Protein deposits were coated upon a number soft hydrogel lenses by placing each lens within a glass vial followed by submerging the lenses in approximately 5 ml of the protein solution. The vials were then capped and subjected to shaking in a thermal water bath at approximately 80° C. for about twenty minutes. Subsequently, the lenses were allowed to cool to ambient temperature, followed by gently rubbing the lenses with the borate buffered saline to remove any loosely bound protein.
Once coated with protein, the lenses were subjected to treatment with either one of the subject solutions or the Control solution. Treatment with the subject solutions consisted of placing several drops of the test solution on both sides of the lens followed by rubbing the lens for approximately twenty seconds. The lenses were then rinsed with the test solution and soaked in approximately 5 ml of test solution for four hours. The lenses were then rinsed with a borate buffered saline.
Treatment with the Control solution consisted of placing several drops of ReNu ® MPS on both sides of the lens followed by rubbing the lens for approximately twenty seconds. The lenses were then rinsed with fresh ReNu ® MPS and soaked in approximately 10 ml of ReNu ® MPS including one ReNu ® enzyme tablet for approximately four hours. The lenses were subsequently rubbed and rinsed with fresh ReNu ® MPS and finally rinsed with borate buffered saline.
Following treatment, the lenses were evaluated using microscopic image analysis to determine the amount of protein removed as a result of treatment. The results of this evaluation are provided in Table II, below.
The microscopic image analysis consisted of digitally photographing the lenses and analyzing surface debris by gray scale image analysis. This procedure involved placing each lens under a microscope having a "dark field" background and subsequently passing incident light through the lens. Surface debris on the lens scatters light and appears lighter than the clean surface on the contact lens. A digital image of the illuminated lens is obtained and the pixels are counted/separated based on their intensities. The intensity value of each lens treated with a test solution was then compared with that of lenses treated with the Control solution. From this data, the relative protein removal for each lens was determined and is indicated in Table II as a percent change in density compared with the Control solution.

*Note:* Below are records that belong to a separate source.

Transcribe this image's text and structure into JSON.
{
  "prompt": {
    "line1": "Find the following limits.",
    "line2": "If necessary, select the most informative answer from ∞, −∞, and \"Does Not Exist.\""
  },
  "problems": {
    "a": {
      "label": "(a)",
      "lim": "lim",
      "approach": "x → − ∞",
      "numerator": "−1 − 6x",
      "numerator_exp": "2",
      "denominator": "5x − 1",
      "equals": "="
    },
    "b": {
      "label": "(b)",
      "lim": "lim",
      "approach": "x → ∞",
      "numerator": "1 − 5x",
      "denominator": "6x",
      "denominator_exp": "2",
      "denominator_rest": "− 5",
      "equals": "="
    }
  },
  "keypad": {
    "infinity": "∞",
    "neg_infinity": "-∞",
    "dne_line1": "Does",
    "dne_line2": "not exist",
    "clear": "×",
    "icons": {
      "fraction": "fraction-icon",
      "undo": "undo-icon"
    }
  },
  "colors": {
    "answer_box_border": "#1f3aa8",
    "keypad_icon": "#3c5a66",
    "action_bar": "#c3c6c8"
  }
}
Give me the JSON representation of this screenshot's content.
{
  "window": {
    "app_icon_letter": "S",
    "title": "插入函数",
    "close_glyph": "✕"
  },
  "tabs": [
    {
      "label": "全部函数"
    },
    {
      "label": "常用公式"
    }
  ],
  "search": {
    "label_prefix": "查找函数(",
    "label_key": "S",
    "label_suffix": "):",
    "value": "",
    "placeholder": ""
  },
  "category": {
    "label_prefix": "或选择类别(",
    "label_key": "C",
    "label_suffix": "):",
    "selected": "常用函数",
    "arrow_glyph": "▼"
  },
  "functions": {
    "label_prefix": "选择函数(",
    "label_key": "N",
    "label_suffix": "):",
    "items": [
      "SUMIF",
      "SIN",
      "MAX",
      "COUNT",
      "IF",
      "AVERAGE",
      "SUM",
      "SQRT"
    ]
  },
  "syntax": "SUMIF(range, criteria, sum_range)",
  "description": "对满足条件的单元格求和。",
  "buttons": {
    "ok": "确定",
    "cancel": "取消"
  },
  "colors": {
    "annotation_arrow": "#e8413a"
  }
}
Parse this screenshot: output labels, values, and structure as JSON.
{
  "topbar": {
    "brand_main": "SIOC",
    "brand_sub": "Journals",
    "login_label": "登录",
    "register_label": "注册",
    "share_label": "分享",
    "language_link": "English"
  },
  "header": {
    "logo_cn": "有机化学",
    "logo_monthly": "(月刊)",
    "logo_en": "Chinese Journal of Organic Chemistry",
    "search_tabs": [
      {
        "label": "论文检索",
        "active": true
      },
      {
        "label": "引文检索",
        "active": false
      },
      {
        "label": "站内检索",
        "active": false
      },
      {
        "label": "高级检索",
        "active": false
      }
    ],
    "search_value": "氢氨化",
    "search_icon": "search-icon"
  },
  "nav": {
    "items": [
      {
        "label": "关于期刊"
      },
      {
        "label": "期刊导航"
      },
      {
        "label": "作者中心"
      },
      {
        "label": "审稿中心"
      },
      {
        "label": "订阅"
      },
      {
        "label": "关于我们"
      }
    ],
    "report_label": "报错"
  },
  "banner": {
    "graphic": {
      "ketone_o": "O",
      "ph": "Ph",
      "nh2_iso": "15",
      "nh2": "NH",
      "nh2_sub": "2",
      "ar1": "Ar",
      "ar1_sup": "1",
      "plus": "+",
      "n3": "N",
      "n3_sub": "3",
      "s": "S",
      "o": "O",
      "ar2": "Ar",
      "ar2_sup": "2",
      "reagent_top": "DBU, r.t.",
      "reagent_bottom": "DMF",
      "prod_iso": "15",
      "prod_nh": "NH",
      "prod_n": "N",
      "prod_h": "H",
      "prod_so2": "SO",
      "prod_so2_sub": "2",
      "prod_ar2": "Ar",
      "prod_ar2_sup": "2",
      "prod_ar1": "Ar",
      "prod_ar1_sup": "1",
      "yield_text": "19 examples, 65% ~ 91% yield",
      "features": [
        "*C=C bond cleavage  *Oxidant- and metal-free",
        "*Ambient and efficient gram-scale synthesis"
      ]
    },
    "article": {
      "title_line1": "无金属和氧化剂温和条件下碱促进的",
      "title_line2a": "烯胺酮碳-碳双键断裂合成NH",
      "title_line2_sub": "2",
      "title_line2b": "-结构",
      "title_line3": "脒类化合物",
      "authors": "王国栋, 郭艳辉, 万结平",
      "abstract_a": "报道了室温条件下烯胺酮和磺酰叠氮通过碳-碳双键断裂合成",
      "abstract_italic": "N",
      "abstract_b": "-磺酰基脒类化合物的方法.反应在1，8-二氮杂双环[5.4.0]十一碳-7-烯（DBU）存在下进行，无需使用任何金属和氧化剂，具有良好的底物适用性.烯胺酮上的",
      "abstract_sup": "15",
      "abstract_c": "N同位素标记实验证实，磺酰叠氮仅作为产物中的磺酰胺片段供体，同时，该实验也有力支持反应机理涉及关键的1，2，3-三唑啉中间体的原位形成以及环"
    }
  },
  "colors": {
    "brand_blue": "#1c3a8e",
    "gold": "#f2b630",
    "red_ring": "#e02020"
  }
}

TABLE II______________________________________ % Change in Pixel DensityExample No. Relative to Conttol (Control = 100%)______________________________________ 1 (0.01% Zwittergent 3-10) 73% 2 (0.01% Zwittergent 3-10) 42% 3 (0.01% Zwittergent 3-10) 144% 4 (0.05% Zwittergent 3-10) 35% 5 (0.05% Zwittergent 3-10) 35% 6 (0.10% Zwittergent 3-10) 59% 7 (0.10% Zwittergent 3-10) 49% 8 (0.10% Zwittergent 3-10) 47% 9 (0.50% Zwittergent 3-10) 85%10 (0.50% Zwittergent 3-10) 76%______________________________________ *Each example is based upon data collected from ten lenses treated in identical manner.
As is shown by the data provided in Table II, the subject solutions and methods for treating lenses provided comparable protein removal to that of the Control solution (which including the use of enzymatic cleaning).
In addition to providing excellent cleaning, the subject solution also provided comparable disinfection as the Control solution.